WHAT TO DO: Under this task are some entries; return every one of them exactly.
======== DATA SHOWN ========
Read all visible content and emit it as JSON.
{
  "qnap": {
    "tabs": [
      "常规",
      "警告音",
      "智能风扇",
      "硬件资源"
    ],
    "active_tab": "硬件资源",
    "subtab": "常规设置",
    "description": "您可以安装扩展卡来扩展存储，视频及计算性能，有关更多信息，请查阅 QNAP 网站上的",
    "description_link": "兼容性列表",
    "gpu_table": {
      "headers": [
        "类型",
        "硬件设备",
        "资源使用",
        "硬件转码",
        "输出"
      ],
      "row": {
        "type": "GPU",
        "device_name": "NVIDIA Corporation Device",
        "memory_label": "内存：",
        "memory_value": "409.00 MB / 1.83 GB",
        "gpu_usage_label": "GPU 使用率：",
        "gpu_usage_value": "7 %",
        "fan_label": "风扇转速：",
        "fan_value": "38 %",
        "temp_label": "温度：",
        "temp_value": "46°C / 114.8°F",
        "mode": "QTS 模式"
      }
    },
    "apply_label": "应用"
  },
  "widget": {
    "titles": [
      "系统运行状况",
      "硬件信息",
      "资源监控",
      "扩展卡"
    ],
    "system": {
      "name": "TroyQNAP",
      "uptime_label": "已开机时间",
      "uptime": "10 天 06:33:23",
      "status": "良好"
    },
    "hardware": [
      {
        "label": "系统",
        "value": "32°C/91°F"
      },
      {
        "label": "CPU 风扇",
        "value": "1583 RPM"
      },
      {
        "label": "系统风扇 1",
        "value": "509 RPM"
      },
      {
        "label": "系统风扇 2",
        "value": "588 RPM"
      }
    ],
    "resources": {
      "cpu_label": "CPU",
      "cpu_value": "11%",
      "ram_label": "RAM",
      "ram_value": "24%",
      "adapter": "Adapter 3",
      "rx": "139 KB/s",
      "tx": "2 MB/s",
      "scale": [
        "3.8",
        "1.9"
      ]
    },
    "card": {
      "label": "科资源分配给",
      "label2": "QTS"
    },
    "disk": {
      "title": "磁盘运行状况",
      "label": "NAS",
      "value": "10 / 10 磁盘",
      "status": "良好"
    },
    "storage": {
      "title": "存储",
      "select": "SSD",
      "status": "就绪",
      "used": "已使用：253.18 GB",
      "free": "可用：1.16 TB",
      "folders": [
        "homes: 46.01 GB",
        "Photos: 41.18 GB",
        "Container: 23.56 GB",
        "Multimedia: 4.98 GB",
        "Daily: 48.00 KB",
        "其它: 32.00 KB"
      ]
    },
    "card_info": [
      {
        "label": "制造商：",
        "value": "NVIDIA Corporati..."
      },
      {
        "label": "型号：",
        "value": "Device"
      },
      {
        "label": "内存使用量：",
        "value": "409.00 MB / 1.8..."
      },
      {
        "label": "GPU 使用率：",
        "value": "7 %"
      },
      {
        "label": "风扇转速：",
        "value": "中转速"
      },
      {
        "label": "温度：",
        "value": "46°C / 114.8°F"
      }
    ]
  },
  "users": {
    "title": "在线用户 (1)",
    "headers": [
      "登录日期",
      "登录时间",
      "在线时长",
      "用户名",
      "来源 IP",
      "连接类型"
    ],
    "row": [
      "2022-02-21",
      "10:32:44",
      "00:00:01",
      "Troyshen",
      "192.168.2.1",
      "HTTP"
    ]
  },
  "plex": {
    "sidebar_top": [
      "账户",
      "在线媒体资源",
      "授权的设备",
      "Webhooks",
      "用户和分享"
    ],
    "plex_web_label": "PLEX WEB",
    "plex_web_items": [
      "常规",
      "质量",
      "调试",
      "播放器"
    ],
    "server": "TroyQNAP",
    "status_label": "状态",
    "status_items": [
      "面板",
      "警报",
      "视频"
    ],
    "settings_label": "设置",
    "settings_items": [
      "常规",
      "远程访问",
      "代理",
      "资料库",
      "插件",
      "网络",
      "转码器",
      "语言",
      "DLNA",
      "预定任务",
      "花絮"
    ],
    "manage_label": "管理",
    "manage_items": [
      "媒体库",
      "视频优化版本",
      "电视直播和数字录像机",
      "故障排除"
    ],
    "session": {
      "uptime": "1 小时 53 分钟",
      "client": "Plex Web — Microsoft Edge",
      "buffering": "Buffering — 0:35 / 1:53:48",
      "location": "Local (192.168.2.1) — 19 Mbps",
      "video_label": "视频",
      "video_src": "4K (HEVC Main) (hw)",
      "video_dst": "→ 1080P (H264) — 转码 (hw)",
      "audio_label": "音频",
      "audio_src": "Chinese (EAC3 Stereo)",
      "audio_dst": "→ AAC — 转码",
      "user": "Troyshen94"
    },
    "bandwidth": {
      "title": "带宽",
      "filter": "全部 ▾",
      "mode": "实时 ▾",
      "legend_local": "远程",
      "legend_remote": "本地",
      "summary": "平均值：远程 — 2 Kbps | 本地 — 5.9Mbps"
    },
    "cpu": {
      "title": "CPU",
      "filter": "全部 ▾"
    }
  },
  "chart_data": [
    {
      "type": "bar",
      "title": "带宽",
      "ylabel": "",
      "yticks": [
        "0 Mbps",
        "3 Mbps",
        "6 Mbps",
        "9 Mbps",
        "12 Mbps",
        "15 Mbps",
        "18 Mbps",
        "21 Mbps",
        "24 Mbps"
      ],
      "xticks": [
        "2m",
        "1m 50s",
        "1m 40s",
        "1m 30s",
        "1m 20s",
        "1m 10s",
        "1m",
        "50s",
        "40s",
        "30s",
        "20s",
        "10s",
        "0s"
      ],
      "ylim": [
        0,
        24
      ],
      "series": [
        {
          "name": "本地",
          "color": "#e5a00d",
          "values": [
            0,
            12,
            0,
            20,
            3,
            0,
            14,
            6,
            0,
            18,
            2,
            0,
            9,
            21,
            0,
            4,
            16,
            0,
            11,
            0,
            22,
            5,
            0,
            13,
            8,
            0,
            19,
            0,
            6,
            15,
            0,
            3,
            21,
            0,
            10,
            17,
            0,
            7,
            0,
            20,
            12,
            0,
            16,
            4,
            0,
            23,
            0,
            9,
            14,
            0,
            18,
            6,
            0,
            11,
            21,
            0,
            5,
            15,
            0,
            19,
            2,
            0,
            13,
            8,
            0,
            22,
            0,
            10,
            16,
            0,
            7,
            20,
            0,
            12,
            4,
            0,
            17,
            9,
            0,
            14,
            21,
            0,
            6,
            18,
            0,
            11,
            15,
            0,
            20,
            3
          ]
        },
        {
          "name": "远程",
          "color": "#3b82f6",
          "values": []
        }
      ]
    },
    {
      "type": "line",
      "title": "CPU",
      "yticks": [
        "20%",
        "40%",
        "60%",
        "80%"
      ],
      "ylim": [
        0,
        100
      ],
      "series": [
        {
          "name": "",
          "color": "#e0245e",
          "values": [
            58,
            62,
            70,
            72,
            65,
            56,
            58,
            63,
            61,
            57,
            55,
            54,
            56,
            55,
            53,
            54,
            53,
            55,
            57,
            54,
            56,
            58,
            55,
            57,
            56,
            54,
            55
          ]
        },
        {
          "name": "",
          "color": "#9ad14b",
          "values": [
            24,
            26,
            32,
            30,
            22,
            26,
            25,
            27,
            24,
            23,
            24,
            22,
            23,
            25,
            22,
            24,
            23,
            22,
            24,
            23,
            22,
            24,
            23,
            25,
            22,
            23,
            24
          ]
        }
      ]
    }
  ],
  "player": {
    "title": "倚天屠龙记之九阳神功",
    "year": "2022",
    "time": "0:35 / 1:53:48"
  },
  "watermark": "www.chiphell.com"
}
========
RESPONSE BELOW:
Read all visible content and emit it as JSON.
{
  "qnap": {
    "tabs": [
      "常规",
      "警告音",
      "智能风扇",
      "硬件资源"
    ],
    "active_tab": "硬件资源",
    "subtab": "常规设置",
    "description": "您可以安装扩展卡来扩展存储，视频及计算性能，有关更多信息，请查阅 QNAP 网站上的",
    "description_link": "兼容性列表",
    "gpu_table": {
      "headers": [
        "类型",
        "硬件设备",
        "资源使用",
        "硬件转码",
        "输出"
      ],
      "row": {
        "type": "GPU",
        "device_name": "NVIDIA Corporation Device",
        "memory_label": "内存：",
        "memory_value": "409.00 MB / 1.83 GB",
        "gpu_usage_label": "GPU 使用率：",
        "gpu_usage_value": "7 %",
        "fan_label": "风扇转速：",
        "fan_value": "38 %",
        "temp_label": "温度：",
        "temp_value": "46°C / 114.8°F",
        "mode": "QTS 模式"
      }
    },
    "apply_label": "应用"
  },
  "widget": {
    "titles": [
      "系统运行状况",
      "硬件信息",
      "资源监控",
      "扩展卡"
    ],
    "system": {
      "name": "TroyQNAP",
      "uptime_label": "已开机时间",
      "uptime": "10 天 06:33:23",
      "status": "良好"
    },
    "hardware": [
      {
        "label": "系统",
        "value": "32°C/91°F"
      },
      {
        "label": "CPU 风扇",
        "value": "1583 RPM"
      },
      {
        "label": "系统风扇 1",
        "value": "509 RPM"
      },
      {
        "label": "系统风扇 2",
        "value": "588 RPM"
      }
    ],
    "resources": {
      "cpu_label": "CPU",
      "cpu_value": "11%",
      "ram_label": "RAM",
      "ram_value": "24%",
      "adapter": "Adapter 3",
      "rx": "139 KB/s",
      "tx": "2 MB/s",
      "scale": [
        "3.8",
        "1.9"
      ]
    },
    "card": {
      "label": "科资源分配给",
      "label2": "QTS"
    },
    "disk": {
      "title": "磁盘运行状况",
      "label": "NAS",
      "value": "10 / 10 磁盘",
      "status": "良好"
    },
    "storage": {
      "title": "存储",
      "select": "SSD",
      "status": "就绪",
      "used": "已使用：253.18 GB",
      "free": "可用：1.16 TB",
      "folders": [
        "homes: 46.01 GB",
        "Photos: 41.18 GB",
        "Container: 23.56 GB",
        "Multimedia: 4.98 GB",
        "Daily: 48.00 KB",
        "其它: 32.00 KB"
      ]
    },
    "card_info": [
      {
        "label": "制造商：",
        "value": "NVIDIA Corporati..."
      },
      {
        "label": "型号：",
        "value": "Device"
      },
      {
        "label": "内存使用量：",
        "value": "409.00 MB / 1.8..."
      },
      {
        "label": "GPU 使用率：",
        "value": "7 %"
      },
      {
        "label": "风扇转速：",
        "value": "中转速"
      },
      {
        "label": "温度：",
        "value": "46°C / 114.8°F"
      }
    ]
  },
  "users": {
    "title": "在线用户 (1)",
    "headers": [
      "登录日期",
      "登录时间",
      "在线时长",
      "用户名",
      "来源 IP",
      "连接类型"
    ],
    "row": [
      "2022-02-21",
      "10:32:44",
      "00:00:01",
      "Troyshen",
      "192.168.2.1",
      "HTTP"
    ]
  },
  "plex": {
    "sidebar_top": [
      "账户",
      "在线媒体资源",
      "授权的设备",
      "Webhooks",
      "用户和分享"
    ],
    "plex_web_label": "PLEX WEB",
    "plex_web_items": [
      "常规",
      "质量",
      "调试",
      "播放器"
    ],
    "server": "TroyQNAP",
    "status_label": "状态",
    "status_items": [
      "面板",
      "警报",
      "视频"
    ],
    "settings_label": "设置",
    "settings_items": [
      "常规",
      "远程访问",
      "代理",
      "资料库",
      "插件",
      "网络",
      "转码器",
      "语言",
      "DLNA",
      "预定任务",
      "花絮"
    ],
    "manage_label": "管理",
    "manage_items": [
      "媒体库",
      "视频优化版本",
      "电视直播和数字录像机",
      "故障排除"
    ],
    "session": {
      "uptime": "1 小时 53 分钟",
      "client": "Plex Web — Microsoft Edge",
      "buffering": "Buffering — 0:35 / 1:53:48",
      "location": "Local (192.168.2.1) — 19 Mbps",
      "video_label": "视频",
      "video_src": "4K (HEVC Main) (hw)",
      "video_dst": "→ 1080P (H264) — 转码 (hw)",
      "audio_label": "音频",
      "audio_src": "Chinese (EAC3 Stereo)",
      "audio_dst": "→ AAC — 转码",
      "user": "Troyshen94"
    },
    "bandwidth": {
      "title": "带宽",
      "filter": "全部 ▾",
      "mode": "实时 ▾",
      "legend_local": "远程",
      "legend_remote": "本地",
      "summary": "平均值：远程 — 2 Kbps | 本地 — 5.9Mbps"
    },
    "cpu": {
      "title": "CPU",
      "filter": "全部 ▾"
    }
  },
  "chart_data": [
    {
      "type": "bar",
      "title": "带宽",
      "ylabel": "",
      "yticks": [
        "0 Mbps",
        "3 Mbps",
        "6 Mbps",
        "9 Mbps",
        "12 Mbps",
        "15 Mbps",
        "18 Mbps",
        "21 Mbps",
        "24 Mbps"
      ],
      "xticks": [
        "2m",
        "1m 50s",
        "1m 40s",
        "1m 30s",
        "1m 20s",
        "1m 10s",
        "1m",
        "50s",
        "40s",
        "30s",
        "20s",
        "10s",
        "0s"
      ],
      "ylim": [
        0,
        24
      ],
      "series": [
        {
          "name": "本地",
          "color": "#e5a00d",
          "values": [
            0,
            12,
            0,
            20,
            3,
            0,
            14,
            6,
            0,
            18,
            2,
            0,
            9,
            21,
            0,
            4,
            16,
            0,
            11,
            0,
            22,
            5,
            0,
            13,
            8,
            0,
            19,
            0,
            6,
            15,
            0,
            3,
            21,
            0,
            10,
            17,
            0,
            7,
            0,
            20,
            12,
            0,
            16,
            4,
            0,
            23,
            0,
            9,
            14,
            0,
            18,
            6,
            0,
            11,
            21,
            0,
            5,
            15,
            0,
            19,
            2,
            0,
            13,
            8,
            0,
            22,
            0,
            10,
            16,
            0,
            7,
            20,
            0,
            12,
            4,
            0,
            17,
            9,
            0,
            14,
            21,
            0,
            6,
            18,
            0,
            11,
            15,
            0,
            20,
            3
          ]
        },
        {
          "name": "远程",
          "color": "#3b82f6",
          "values": []
        }
      ]
    },
    {
      "type": "line",
      "title": "CPU",
      "yticks": [
        "20%",
        "40%",
        "60%",
        "80%"
      ],
      "ylim": [
        0,
        100
      ],
      "series": [
        {
          "name": "",
          "color": "#e0245e",
          "values": [
            58,
            62,
            70,
            72,
            65,
            56,
            58,
            63,
            61,
            57,
            55,
            54,
            56,
            55,
            53,
            54,
            53,
            55,
            57,
            54,
            56,
            58,
            55,
            57,
            56,
            54,
            55
          ]
        },
        {
          "name": "",
          "color": "#9ad14b",
          "values": [
            24,
            26,
            32,
            30,
            22,
            26,
            25,
            27,
            24,
            23,
            24,
            22,
            23,
            25,
            22,
            24,
            23,
            22,
            24,
            23,
            22,
            24,
            23,
            25,
            22,
            23,
            24
          ]
        }
      ]
    }
  ],
  "player": {
    "title": "倚天屠龙记之九阳神功",
    "year": "2022",
    "time": "0:35 / 1:53:48"
  },
  "watermark": "www.chiphell.com"
}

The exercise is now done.